EU seeks to curb Libya migrant flows

BRUSSELS: After blocking the main migrant route from the Middle East, the EU will this week seek ways to check a feared spring surge from Libya and North Africa across the Mediterranean. The European Union lacks a reliable partner in Libya, the launchpad for almost all migrant crossings over the central Mediterranean, while some African governments along the trail north have been reluctant to cooperate, EU sources and experts said.
The European Commission, the executive of the 28-nation EU, is due to unveil new proposals to tackle the issue on Wednesday, before ministers address it at talks in Malta on Thursday and Friday.
Maltese Prime Minister Joseph Muscat — whose country is using its six-month presidency of the EU to highlight a crisis that has badly affected the island — warned two weeks ago that the EU should meet soon with Libyan authorities to try to avert the risk of an “unprecedented” migrant flow in the spring.
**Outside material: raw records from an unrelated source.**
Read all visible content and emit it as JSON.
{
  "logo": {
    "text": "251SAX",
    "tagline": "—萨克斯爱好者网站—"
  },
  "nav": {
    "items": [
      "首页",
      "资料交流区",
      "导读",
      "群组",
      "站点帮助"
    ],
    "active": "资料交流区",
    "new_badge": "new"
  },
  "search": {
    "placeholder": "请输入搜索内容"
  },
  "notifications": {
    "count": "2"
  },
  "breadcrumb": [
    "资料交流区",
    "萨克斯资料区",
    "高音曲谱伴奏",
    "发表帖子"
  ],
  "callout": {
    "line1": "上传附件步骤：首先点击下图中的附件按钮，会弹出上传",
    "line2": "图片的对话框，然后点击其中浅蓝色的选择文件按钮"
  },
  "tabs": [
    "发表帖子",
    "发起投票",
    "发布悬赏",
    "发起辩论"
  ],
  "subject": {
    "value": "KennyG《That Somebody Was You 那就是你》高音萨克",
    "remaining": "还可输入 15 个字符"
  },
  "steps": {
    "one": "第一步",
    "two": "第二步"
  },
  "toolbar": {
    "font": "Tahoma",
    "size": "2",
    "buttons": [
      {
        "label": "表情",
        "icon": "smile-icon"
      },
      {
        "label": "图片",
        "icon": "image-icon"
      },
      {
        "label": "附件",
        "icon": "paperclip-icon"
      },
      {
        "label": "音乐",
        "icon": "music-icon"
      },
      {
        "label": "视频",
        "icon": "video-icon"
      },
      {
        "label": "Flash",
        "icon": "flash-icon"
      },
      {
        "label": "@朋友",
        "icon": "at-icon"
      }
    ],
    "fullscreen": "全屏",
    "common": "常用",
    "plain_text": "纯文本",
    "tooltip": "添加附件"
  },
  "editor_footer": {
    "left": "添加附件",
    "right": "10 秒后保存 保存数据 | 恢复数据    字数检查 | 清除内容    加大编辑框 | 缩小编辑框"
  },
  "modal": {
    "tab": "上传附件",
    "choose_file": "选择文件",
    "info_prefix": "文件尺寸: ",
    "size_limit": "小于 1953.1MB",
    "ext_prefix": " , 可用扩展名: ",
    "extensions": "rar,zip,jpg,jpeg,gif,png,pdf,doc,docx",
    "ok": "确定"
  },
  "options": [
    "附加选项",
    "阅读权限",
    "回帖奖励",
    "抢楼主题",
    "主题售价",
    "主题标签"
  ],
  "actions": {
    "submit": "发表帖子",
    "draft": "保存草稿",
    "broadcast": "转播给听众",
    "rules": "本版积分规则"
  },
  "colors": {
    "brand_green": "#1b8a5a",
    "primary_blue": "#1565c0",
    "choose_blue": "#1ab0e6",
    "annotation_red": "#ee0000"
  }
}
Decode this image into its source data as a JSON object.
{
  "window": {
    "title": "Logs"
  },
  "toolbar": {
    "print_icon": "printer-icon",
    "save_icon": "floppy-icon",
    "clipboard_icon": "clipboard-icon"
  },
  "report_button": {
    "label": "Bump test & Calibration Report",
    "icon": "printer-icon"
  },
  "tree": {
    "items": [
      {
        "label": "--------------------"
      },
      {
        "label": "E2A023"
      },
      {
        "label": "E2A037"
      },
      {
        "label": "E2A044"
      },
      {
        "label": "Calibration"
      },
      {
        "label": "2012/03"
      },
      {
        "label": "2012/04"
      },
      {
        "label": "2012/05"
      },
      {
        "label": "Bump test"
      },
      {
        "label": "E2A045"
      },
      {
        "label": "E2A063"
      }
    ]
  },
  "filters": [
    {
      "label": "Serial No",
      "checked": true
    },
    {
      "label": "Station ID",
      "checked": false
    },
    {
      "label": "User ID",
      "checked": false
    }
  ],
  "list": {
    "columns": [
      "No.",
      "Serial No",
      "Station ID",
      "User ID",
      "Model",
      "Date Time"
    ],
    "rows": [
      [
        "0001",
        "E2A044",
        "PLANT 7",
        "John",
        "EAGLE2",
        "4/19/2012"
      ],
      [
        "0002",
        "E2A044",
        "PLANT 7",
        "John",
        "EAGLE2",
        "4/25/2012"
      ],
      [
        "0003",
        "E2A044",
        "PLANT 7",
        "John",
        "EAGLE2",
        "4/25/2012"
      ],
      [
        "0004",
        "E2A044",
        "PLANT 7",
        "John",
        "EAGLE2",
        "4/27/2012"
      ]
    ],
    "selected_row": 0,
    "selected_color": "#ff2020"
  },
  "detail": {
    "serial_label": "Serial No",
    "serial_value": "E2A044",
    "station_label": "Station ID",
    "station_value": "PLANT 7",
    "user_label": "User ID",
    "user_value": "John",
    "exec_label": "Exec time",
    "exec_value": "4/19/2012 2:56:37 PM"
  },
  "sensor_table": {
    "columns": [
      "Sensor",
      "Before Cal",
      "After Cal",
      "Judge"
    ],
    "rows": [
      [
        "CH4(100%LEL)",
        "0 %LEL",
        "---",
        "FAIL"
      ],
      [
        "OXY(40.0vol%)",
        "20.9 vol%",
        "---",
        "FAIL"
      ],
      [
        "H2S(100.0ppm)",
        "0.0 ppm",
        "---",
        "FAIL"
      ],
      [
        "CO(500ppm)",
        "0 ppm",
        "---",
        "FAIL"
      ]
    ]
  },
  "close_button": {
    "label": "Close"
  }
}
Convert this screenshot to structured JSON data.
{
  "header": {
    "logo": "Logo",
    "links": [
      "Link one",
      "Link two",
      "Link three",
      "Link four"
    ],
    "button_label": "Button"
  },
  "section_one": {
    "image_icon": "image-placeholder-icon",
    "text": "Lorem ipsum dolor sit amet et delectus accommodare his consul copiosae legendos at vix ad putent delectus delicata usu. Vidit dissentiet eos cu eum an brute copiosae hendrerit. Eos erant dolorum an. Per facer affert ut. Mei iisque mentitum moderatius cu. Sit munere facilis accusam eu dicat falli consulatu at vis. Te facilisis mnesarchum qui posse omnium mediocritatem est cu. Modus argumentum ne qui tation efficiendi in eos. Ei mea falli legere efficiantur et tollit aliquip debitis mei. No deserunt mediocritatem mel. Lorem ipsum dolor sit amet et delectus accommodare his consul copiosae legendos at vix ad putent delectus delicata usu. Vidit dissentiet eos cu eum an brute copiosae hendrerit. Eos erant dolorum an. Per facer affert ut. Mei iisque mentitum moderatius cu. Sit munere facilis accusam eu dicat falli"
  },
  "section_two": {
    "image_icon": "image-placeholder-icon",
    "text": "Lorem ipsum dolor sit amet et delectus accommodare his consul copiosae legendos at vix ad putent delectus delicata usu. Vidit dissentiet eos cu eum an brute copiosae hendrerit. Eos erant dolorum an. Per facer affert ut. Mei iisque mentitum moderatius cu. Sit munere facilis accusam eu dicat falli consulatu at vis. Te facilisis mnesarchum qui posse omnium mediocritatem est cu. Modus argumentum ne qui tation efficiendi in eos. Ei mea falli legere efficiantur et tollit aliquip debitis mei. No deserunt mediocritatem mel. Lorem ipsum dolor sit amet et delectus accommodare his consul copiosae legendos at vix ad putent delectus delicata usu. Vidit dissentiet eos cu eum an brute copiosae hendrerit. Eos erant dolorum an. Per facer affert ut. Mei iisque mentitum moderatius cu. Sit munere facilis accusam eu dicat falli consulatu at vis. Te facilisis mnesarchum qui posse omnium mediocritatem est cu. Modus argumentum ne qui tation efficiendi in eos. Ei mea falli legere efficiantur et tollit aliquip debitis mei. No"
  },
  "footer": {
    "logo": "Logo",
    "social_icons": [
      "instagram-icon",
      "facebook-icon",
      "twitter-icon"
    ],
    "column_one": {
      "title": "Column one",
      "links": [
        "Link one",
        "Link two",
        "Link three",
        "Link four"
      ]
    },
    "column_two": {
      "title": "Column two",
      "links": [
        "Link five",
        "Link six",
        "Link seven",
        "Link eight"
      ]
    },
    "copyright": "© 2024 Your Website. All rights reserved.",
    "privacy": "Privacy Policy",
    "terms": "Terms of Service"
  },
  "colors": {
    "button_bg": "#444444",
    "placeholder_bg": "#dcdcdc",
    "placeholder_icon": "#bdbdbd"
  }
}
Trafficking on the central Mediterranean route is picking up sharply with more than 180,000 migrants landing in Italy last year, compared with a previous annual record of 170,100 in 2014.
Muscat wants a Libya deal that copies aspects of a controversial EU aid-for-cooperation deal with Turkey that has sharply slowed the number of Syrian and other asylum seekers landing in Greece.
But that will be tough, as the UN-backed Libyan unity government is locked in a power struggle with a rival administration in eastern Libya as it seeks to end years of lawlessness following the 2011 overthrow of Muammar Ghaddafi. Meanwhile the EU’s naval operation “Sophia”, launched in 2015 to crack down on smugglers on the high seas, has no green light to intervene in Libyan waters.
“The operation is only partly useful because we can’t really act against the smugglers,” a European diplomat said. “They abandon people on rickety boats before the international waters and then let them drift.”
Now, Malta has floated the idea of having the EU step up its months-old programme to train and equip Libya’s coastguard to form a “line of protection” nearer the embarcation points, according to a proposal seen by AFP.
The Libyan coastguard would then return the migrants to shore where they would be taken into the EU in the right conditions under international law. “The problem is that you have no reliable partner on the Libyan side,” Stefan Lehne, an analyst with the think tank Carnegie Europe, said.
The lack of a reliable interlocutor will likely force the EU to focus to try to work with countries through which migrants travel north, EU sources said. Most of the migrants coming from Africa are viewed by the EU as economic migrants who should be deported to their original countries, rather than refugees like those fleeing war in Syria. — AFP